#### WHAT YOU SHOULD DO:
Write out every entry exactly; the pictures do not belong in the copy.

#### RECORDS FOR THIS TASK:
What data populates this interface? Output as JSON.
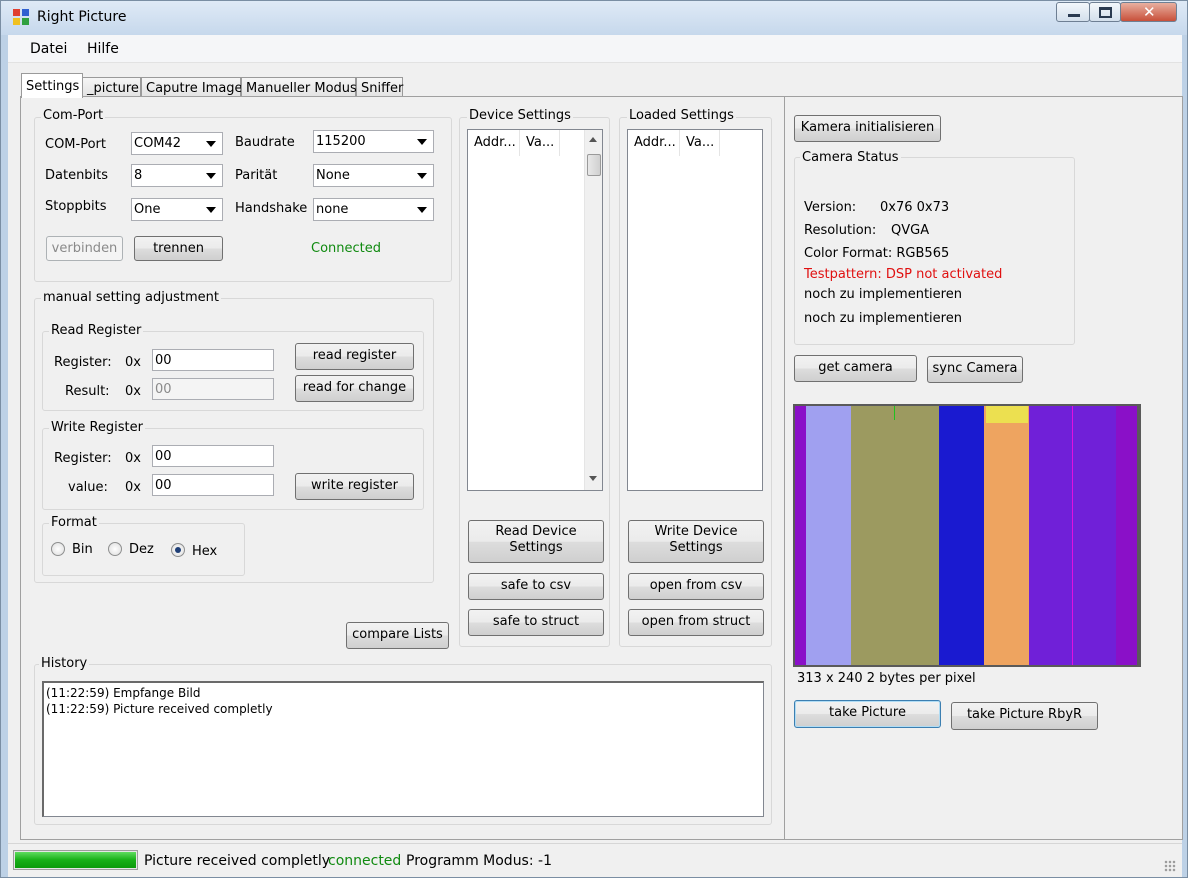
{
  "window": {
    "title": "Right Picture"
  },
  "menu": {
    "items": [
      "Datei",
      "Hilfe"
    ]
  },
  "tabs": [
    "Settings",
    "_picture",
    "Caputre Image",
    "Manueller Modus",
    "Sniffer"
  ],
  "comport": {
    "group_label": "Com-Port",
    "com_label": "COM-Port",
    "com_value": "COM42",
    "baud_label": "Baudrate",
    "baud_value": "115200",
    "databits_label": "Datenbits",
    "databits_value": "8",
    "parity_label": "Parität",
    "parity_value": "None",
    "stopbits_label": "Stoppbits",
    "stopbits_value": "One",
    "handshake_label": "Handshake",
    "handshake_value": "none",
    "connect_button": "verbinden",
    "disconnect_button": "trennen",
    "status": "Connected"
  },
  "manual": {
    "group_label": "manual setting adjustment",
    "read": {
      "group_label": "Read Register",
      "register_label": "Register:",
      "prefix": "0x",
      "register_value": "00",
      "result_label": "Result:",
      "result_value": "00",
      "read_button": "read register",
      "read_change_button": "read for change"
    },
    "write": {
      "group_label": "Write Register",
      "register_label": "Register:",
      "prefix": "0x",
      "register_value": "00",
      "value_label": "value:",
      "value_value": "00",
      "write_button": "write register"
    },
    "format": {
      "group_label": "Format",
      "options": [
        "Bin",
        "Dez",
        "Hex"
      ],
      "selected": "Hex"
    }
  },
  "compare_button": "compare Lists",
  "device_settings": {
    "group_label": "Device Settings",
    "columns": [
      "Addr...",
      "Va..."
    ],
    "read_button": "Read Device Settings",
    "safe_csv": "safe to csv",
    "safe_struct": "safe to struct"
  },
  "loaded_settings": {
    "group_label": "Loaded Settings",
    "columns": [
      "Addr...",
      "Va..."
    ],
    "write_button": "Write Device Settings",
    "open_csv": "open from csv",
    "open_struct": "open from struct"
  },
  "history": {
    "group_label": "History",
    "lines": [
      "(11:22:59) Empfange Bild",
      "(11:22:59) Picture received completly"
    ]
  },
  "camera": {
    "init_button": "Kamera initialisieren",
    "status_label": "Camera Status",
    "version_label": "Version:",
    "version_value": "0x76 0x73",
    "resolution_label": "Resolution:",
    "resolution_value": "QVGA",
    "color_format": "Color Format: RGB565",
    "testpattern": "Testpattern: DSP not activated",
    "todo1": "noch zu implementieren",
    "todo2": "noch zu implementieren",
    "get_button": "get camera",
    "sync_button": "sync Camera",
    "picture_info": "313 x 240 2 bytes per pixel",
    "take_button": "take Picture",
    "take_rbyr_button": "take Picture RbyR",
    "colors": {
      "dark_purple": "#8a10c8",
      "lavender": "#a0a0f0",
      "olive": "#9c9a60",
      "blue": "#1a1ad0",
      "orange": "#eea460",
      "yellow": "#ece050",
      "violet": "#7020d8",
      "magenta_line": "#e010e0",
      "green_line": "#20c020"
    }
  },
  "status": {
    "progress": 100,
    "message": "Picture received completly",
    "connection": "connected",
    "mode": "Programm Modus: -1"
  }
}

#### SOLUTION TO THE PROBLEM:
What data populates this interface? Output as JSON.
{
  "window": {
    "title": "Right Picture"
  },
  "menu": {
    "items": [
      "Datei",
      "Hilfe"
    ]
  },
  "tabs": [
    "Settings",
    "_picture",
    "Caputre Image",
    "Manueller Modus",
    "Sniffer"
  ],
  "comport": {
    "group_label": "Com-Port",
    "com_label": "COM-Port",
    "com_value": "COM42",
    "baud_label": "Baudrate",
    "baud_value": "115200",
    "databits_label": "Datenbits",
    "databits_value": "8",
    "parity_label": "Parität",
    "parity_value": "None",
    "stopbits_label": "Stoppbits",
    "stopbits_value": "One",
    "handshake_label": "Handshake",
    "handshake_value": "none",
    "connect_button": "verbinden",
    "disconnect_button": "trennen",
    "status": "Connected"
  },
  "manual": {
    "group_label": "manual setting adjustment",
    "read": {
      "group_label": "Read Register",
      "register_label": "Register:",
      "prefix": "0x",
      "register_value": "00",
      "result_label": "Result:",
      "result_value": "00",
      "read_button": "read register",
      "read_change_button": "read for change"
    },
    "write": {
      "group_label": "Write Register",
      "register_label": "Register:",
      "prefix": "0x",
      "register_value": "00",
      "value_label": "value:",
      "value_value": "00",
      "write_button": "write register"
    },
    "format": {
      "group_label": "Format",
      "options": [
        "Bin",
        "Dez",
        "Hex"
      ],
      "selected": "Hex"
    }
  },
  "compare_button": "compare Lists",
  "device_settings": {
    "group_label": "Device Settings",
    "columns": [
      "Addr...",
      "Va..."
    ],
    "read_button": "Read Device Settings",
    "safe_csv": "safe to csv",
    "safe_struct": "safe to struct"
  },
  "loaded_settings": {
    "group_label": "Loaded Settings",
    "columns": [
      "Addr...",
      "Va..."
    ],
    "write_button": "Write Device Settings",
    "open_csv": "open from csv",
    "open_struct": "open from struct"
  },
  "history": {
    "group_label": "History",
    "lines": [
      "(11:22:59) Empfange Bild",
      "(11:22:59) Picture received completly"
    ]
  },
  "camera": {
    "init_button": "Kamera initialisieren",
    "status_label": "Camera Status",
    "version_label": "Version:",
    "version_value": "0x76 0x73",
    "resolution_label": "Resolution:",
    "resolution_value": "QVGA",
    "color_format": "Color Format: RGB565",
    "testpattern": "Testpattern: DSP not activated",
    "todo1": "noch zu implementieren",
    "todo2": "noch zu implementieren",
    "get_button": "get camera",
    "sync_button": "sync Camera",
    "picture_info": "313 x 240 2 bytes per pixel",
    "take_button": "take Picture",
    "take_rbyr_button": "take Picture RbyR",
    "colors": {
      "dark_purple": "#8a10c8",
      "lavender": "#a0a0f0",
      "olive": "#9c9a60",
      "blue": "#1a1ad0",
      "orange": "#eea460",
      "yellow": "#ece050",
      "violet": "#7020d8",
      "magenta_line": "#e010e0",
      "green_line": "#20c020"
    }
  },
  "status": {
    "progress": 100,
    "message": "Picture received completly",
    "connection": "connected",
    "mode": "Programm Modus: -1"
  }
}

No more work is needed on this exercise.